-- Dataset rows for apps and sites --
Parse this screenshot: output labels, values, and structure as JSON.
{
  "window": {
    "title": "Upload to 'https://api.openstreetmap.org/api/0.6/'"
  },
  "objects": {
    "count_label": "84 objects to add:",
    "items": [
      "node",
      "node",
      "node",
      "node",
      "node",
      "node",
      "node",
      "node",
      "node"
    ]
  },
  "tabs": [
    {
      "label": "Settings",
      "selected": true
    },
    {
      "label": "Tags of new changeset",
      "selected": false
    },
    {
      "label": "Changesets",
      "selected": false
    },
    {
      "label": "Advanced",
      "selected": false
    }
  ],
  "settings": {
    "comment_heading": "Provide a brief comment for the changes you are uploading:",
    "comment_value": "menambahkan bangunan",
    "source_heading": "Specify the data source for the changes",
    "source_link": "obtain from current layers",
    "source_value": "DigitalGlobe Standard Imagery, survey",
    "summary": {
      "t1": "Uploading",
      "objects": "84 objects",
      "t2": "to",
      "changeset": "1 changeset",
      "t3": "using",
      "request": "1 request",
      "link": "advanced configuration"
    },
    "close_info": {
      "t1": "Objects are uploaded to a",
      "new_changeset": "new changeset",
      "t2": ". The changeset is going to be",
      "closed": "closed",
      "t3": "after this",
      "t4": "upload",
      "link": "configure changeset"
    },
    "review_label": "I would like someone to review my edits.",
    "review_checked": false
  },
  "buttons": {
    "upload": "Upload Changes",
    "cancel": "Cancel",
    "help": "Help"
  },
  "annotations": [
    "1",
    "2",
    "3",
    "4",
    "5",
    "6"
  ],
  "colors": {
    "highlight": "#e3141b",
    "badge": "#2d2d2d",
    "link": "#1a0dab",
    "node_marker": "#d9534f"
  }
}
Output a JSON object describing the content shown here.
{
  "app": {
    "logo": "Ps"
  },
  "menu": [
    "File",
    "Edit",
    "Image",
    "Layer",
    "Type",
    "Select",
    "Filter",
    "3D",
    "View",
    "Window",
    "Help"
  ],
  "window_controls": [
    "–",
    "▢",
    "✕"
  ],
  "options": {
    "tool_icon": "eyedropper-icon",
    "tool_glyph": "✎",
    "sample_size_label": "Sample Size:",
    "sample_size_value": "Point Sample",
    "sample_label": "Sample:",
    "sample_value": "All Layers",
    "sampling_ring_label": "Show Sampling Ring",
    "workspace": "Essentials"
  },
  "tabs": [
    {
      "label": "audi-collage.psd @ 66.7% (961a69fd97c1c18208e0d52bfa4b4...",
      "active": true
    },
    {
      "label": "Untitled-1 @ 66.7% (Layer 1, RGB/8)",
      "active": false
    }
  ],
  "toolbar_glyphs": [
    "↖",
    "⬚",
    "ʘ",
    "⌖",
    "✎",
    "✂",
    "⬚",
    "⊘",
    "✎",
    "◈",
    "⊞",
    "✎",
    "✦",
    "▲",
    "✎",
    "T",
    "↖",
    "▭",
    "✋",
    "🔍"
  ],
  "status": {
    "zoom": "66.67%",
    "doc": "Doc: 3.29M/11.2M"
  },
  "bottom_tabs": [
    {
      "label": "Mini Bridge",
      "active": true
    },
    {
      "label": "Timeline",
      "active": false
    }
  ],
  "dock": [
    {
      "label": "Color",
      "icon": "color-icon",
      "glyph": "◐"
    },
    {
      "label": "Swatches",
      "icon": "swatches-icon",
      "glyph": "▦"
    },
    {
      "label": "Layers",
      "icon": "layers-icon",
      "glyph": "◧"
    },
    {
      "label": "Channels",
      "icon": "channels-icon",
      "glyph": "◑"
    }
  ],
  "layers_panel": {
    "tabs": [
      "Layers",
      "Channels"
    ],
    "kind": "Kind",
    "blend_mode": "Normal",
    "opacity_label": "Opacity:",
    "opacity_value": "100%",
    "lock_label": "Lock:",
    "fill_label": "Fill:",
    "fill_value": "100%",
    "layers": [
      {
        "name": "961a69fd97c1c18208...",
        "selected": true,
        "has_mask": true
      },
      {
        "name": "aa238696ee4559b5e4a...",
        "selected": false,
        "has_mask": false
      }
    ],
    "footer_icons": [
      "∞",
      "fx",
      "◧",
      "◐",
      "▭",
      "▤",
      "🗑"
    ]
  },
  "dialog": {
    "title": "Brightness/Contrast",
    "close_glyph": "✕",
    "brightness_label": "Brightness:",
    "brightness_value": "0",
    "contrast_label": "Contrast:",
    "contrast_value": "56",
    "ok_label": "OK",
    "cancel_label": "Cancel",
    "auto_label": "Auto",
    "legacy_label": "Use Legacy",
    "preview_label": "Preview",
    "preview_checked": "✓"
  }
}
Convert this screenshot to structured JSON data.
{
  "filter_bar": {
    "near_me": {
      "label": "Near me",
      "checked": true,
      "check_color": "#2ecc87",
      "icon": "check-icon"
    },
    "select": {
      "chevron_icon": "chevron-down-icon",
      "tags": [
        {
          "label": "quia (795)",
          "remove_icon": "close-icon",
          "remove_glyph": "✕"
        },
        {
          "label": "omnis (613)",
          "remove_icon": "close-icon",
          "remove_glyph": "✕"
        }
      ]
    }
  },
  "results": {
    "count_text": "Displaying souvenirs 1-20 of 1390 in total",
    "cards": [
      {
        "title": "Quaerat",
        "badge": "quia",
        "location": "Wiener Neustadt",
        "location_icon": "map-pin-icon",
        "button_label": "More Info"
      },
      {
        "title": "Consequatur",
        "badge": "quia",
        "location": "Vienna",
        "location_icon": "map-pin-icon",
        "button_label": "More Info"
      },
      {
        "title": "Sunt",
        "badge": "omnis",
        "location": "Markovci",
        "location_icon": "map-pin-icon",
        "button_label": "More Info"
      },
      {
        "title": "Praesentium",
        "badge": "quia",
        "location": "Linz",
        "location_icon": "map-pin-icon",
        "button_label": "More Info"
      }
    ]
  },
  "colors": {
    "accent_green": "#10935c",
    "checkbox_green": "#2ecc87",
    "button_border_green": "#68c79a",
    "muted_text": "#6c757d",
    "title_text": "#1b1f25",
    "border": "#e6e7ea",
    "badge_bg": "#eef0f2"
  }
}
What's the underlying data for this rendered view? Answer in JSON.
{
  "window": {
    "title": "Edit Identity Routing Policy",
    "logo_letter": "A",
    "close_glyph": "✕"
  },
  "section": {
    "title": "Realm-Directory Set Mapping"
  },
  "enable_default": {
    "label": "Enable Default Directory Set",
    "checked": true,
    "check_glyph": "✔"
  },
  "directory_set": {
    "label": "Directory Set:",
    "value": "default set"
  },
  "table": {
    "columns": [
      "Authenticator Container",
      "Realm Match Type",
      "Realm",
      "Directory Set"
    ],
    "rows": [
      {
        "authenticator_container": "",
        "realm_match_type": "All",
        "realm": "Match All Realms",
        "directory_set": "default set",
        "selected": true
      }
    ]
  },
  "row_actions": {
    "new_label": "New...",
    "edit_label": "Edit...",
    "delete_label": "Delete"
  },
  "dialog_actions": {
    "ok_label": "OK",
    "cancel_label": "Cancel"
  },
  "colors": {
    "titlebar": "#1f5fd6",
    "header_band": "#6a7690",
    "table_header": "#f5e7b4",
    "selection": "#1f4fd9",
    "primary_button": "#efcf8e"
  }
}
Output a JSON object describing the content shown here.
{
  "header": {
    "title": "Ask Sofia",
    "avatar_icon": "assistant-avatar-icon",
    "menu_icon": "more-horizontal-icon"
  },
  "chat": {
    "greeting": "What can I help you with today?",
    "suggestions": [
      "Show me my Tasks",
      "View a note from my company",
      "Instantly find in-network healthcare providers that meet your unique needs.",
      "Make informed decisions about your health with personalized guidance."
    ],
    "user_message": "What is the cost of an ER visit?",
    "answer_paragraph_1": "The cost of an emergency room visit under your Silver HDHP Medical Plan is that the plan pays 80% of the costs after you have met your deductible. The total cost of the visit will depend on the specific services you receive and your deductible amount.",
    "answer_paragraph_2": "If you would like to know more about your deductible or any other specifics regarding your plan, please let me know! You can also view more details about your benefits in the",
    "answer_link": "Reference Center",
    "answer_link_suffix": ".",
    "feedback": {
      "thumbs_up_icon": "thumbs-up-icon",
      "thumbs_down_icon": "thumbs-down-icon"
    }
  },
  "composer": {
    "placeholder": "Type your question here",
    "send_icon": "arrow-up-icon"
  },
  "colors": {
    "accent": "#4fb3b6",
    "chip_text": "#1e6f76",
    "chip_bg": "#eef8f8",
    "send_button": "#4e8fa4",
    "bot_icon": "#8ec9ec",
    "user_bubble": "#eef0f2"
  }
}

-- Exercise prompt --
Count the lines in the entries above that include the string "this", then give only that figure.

-- Exercise answer --
4